### Exercise prompt
The full set of records needs to be retyped exactly.

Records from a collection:
----

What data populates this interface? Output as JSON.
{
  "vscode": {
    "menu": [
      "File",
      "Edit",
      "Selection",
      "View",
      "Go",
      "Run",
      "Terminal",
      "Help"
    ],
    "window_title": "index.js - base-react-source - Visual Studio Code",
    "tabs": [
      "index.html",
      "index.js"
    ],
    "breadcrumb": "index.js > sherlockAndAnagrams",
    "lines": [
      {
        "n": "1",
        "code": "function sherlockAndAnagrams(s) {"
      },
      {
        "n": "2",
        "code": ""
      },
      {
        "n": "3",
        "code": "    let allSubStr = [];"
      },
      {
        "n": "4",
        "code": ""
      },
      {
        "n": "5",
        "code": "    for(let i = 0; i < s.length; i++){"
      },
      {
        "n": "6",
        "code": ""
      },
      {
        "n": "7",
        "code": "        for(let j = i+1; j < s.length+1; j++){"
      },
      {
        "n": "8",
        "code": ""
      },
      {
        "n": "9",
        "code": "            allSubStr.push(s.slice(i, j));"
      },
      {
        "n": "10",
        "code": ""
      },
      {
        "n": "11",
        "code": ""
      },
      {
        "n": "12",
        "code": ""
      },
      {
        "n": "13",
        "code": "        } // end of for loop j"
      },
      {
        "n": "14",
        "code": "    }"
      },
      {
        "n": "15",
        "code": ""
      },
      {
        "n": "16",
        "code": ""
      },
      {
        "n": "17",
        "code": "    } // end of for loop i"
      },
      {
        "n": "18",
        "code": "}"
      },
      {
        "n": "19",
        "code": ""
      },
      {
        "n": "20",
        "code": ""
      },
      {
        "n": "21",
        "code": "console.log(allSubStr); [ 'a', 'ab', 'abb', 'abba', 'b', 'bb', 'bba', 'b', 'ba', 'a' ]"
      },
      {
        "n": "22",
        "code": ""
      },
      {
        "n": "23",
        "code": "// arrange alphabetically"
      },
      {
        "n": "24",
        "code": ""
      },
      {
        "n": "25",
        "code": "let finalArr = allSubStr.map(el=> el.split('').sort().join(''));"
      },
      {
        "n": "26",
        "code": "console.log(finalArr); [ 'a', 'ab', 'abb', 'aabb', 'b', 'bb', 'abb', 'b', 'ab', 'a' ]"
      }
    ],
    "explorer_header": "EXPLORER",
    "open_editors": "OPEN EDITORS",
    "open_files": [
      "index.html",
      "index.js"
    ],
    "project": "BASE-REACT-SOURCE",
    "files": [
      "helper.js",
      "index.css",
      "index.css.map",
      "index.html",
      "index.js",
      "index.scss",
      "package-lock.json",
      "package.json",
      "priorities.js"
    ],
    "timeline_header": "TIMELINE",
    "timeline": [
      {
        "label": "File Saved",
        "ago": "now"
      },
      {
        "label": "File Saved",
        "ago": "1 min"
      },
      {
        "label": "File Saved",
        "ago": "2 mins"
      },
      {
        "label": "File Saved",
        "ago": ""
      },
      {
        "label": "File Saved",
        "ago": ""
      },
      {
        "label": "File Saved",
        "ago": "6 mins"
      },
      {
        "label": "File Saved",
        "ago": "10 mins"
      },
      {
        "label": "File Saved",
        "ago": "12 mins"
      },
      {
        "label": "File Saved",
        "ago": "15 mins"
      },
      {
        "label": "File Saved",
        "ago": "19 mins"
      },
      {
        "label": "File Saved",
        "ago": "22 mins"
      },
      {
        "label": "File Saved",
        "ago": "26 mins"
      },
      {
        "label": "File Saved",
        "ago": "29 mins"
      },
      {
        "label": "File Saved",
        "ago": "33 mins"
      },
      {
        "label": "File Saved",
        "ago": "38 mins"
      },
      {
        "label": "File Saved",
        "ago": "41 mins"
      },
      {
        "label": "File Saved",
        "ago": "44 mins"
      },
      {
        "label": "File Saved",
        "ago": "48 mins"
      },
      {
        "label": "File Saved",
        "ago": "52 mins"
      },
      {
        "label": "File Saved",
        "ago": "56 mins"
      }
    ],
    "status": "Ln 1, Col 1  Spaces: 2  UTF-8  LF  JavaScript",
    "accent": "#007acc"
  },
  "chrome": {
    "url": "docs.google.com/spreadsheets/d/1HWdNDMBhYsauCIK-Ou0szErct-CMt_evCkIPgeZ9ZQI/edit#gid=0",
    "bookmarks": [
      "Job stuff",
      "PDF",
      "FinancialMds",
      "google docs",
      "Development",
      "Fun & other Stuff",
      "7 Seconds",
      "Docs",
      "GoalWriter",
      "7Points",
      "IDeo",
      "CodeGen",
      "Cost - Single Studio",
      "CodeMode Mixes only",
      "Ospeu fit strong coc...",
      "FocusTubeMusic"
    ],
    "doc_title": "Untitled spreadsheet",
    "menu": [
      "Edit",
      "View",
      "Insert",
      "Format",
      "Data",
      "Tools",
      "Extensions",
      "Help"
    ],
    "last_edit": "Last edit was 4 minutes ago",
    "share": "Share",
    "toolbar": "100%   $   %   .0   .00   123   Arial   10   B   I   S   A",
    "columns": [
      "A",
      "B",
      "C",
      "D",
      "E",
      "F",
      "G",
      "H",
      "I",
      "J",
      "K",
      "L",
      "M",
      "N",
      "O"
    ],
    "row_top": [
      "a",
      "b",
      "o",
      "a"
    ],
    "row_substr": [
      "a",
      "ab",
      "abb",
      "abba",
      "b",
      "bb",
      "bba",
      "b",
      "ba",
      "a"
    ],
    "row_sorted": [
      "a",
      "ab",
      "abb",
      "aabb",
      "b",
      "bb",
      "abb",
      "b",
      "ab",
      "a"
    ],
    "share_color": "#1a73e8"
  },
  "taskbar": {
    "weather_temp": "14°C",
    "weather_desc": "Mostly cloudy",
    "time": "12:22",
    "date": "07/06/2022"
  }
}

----

### The answer
What data populates this interface? Output as JSON.
{
  "vscode": {
    "menu": [
      "File",
      "Edit",
      "Selection",
      "View",
      "Go",
      "Run",
      "Terminal",
      "Help"
    ],
    "window_title": "index.js - base-react-source - Visual Studio Code",
    "tabs": [
      "index.html",
      "index.js"
    ],
    "breadcrumb": "index.js > sherlockAndAnagrams",
    "lines": [
      {
        "n": "1",
        "code": "function sherlockAndAnagrams(s) {"
      },
      {
        "n": "2",
        "code": ""
      },
      {
        "n": "3",
        "code": "    let allSubStr = [];"
      },
      {
        "n": "4",
        "code": ""
      },
      {
        "n": "5",
        "code": "    for(let i = 0; i < s.length; i++){"
      },
      {
        "n": "6",
        "code": ""
      },
      {
        "n": "7",
        "code": "        for(let j = i+1; j < s.length+1; j++){"
      },
      {
        "n": "8",
        "code": ""
      },
      {
        "n": "9",
        "code": "            allSubStr.push(s.slice(i, j));"
      },
      {
        "n": "10",
        "code": ""
      },
      {
        "n": "11",
        "code": ""
      },
      {
        "n": "12",
        "code": ""
      },
      {
        "n": "13",
        "code": "        } // end of for loop j"
      },
      {
        "n": "14",
        "code": "    }"
      },
      {
        "n": "15",
        "code": ""
      },
      {
        "n": "16",
        "code": ""
      },
      {
        "n": "17",
        "code": "    } // end of for loop i"
      },
      {
        "n": "18",
        "code": "}"
      },
      {
        "n": "19",
        "code": ""
      },
      {
        "n": "20",
        "code": ""
      },
      {
        "n": "21",
        "code": "console.log(allSubStr); [ 'a', 'ab', 'abb', 'abba', 'b', 'bb', 'bba', 'b', 'ba', 'a' ]"
      },
      {
        "n": "22",
        "code": ""
      },
      {
        "n": "23",
        "code": "// arrange alphabetically"
      },
      {
        "n": "24",
        "code": ""
      },
      {
        "n": "25",
        "code": "let finalArr = allSubStr.map(el=> el.split('').sort().join(''));"
      },
      {
        "n": "26",
        "code": "console.log(finalArr); [ 'a', 'ab', 'abb', 'aabb', 'b', 'bb', 'abb', 'b', 'ab', 'a' ]"
      }
    ],
    "explorer_header": "EXPLORER",
    "open_editors": "OPEN EDITORS",
    "open_files": [
      "index.html",
      "index.js"
    ],
    "project": "BASE-REACT-SOURCE",
    "files": [
      "helper.js",
      "index.css",
      "index.css.map",
      "index.html",
      "index.js",
      "index.scss",
      "package-lock.json",
      "package.json",
      "priorities.js"
    ],
    "timeline_header": "TIMELINE",
    "timeline": [
      {
        "label": "File Saved",
        "ago": "now"
      },
      {
        "label": "File Saved",
        "ago": "1 min"
      },
      {
        "label": "File Saved",
        "ago": "2 mins"
      },
      {
        "label": "File Saved",
        "ago": ""
      },
      {
        "label": "File Saved",
        "ago": ""
      },
      {
        "label": "File Saved",
        "ago": "6 mins"
      },
      {
        "label": "File Saved",
        "ago": "10 mins"
      },
      {
        "label": "File Saved",
        "ago": "12 mins"
      },
      {
        "label": "File Saved",
        "ago": "15 mins"
      },
      {
        "label": "File Saved",
        "ago": "19 mins"
      },
      {
        "label": "File Saved",
        "ago": "22 mins"
      },
      {
        "label": "File Saved",
        "ago": "26 mins"
      },
      {
        "label": "File Saved",
        "ago": "29 mins"
      },
      {
        "label": "File Saved",
        "ago": "33 mins"
      },
      {
        "label": "File Saved",
        "ago": "38 mins"
      },
      {
        "label": "File Saved",
        "ago": "41 mins"
      },
      {
        "label": "File Saved",
        "ago": "44 mins"
      },
      {
        "label": "File Saved",
        "ago": "48 mins"
      },
      {
        "label": "File Saved",
        "ago": "52 mins"
      },
      {
        "label": "File Saved",
        "ago": "56 mins"
      }
    ],
    "status": "Ln 1, Col 1  Spaces: 2  UTF-8  LF  JavaScript",
    "accent": "#007acc"
  },
  "chrome": {
    "url": "docs.google.com/spreadsheets/d/1HWdNDMBhYsauCIK-Ou0szErct-CMt_evCkIPgeZ9ZQI/edit#gid=0",
    "bookmarks": [
      "Job stuff",
      "PDF",
      "FinancialMds",
      "google docs",
      "Development",
      "Fun & other Stuff",
      "7 Seconds",
      "Docs",
      "GoalWriter",
      "7Points",
      "IDeo",
      "CodeGen",
      "Cost - Single Studio",
      "CodeMode Mixes only",
      "Ospeu fit strong coc...",
      "FocusTubeMusic"
    ],
    "doc_title": "Untitled spreadsheet",
    "menu": [
      "Edit",
      "View",
      "Insert",
      "Format",
      "Data",
      "Tools",
      "Extensions",
      "Help"
    ],
    "last_edit": "Last edit was 4 minutes ago",
    "share": "Share",
    "toolbar": "100%   $   %   .0   .00   123   Arial   10   B   I   S   A",
    "columns": [
      "A",
      "B",
      "C",
      "D",
      "E",
      "F",
      "G",
      "H",
      "I",
      "J",
      "K",
      "L",
      "M",
      "N",
      "O"
    ],
    "row_top": [
      "a",
      "b",
      "o",
      "a"
    ],
    "row_substr": [
      "a",
      "ab",
      "abb",
      "abba",
      "b",
      "bb",
      "bba",
      "b",
      "ba",
      "a"
    ],
    "row_sorted": [
      "a",
      "ab",
      "abb",
      "aabb",
      "b",
      "bb",
      "abb",
      "b",
      "ab",
      "a"
    ],
    "share_color": "#1a73e8"
  },
  "taskbar": {
    "weather_temp": "14°C",
    "weather_desc": "Mostly cloudy",
    "time": "12:22",
    "date": "07/06/2022"
  }
}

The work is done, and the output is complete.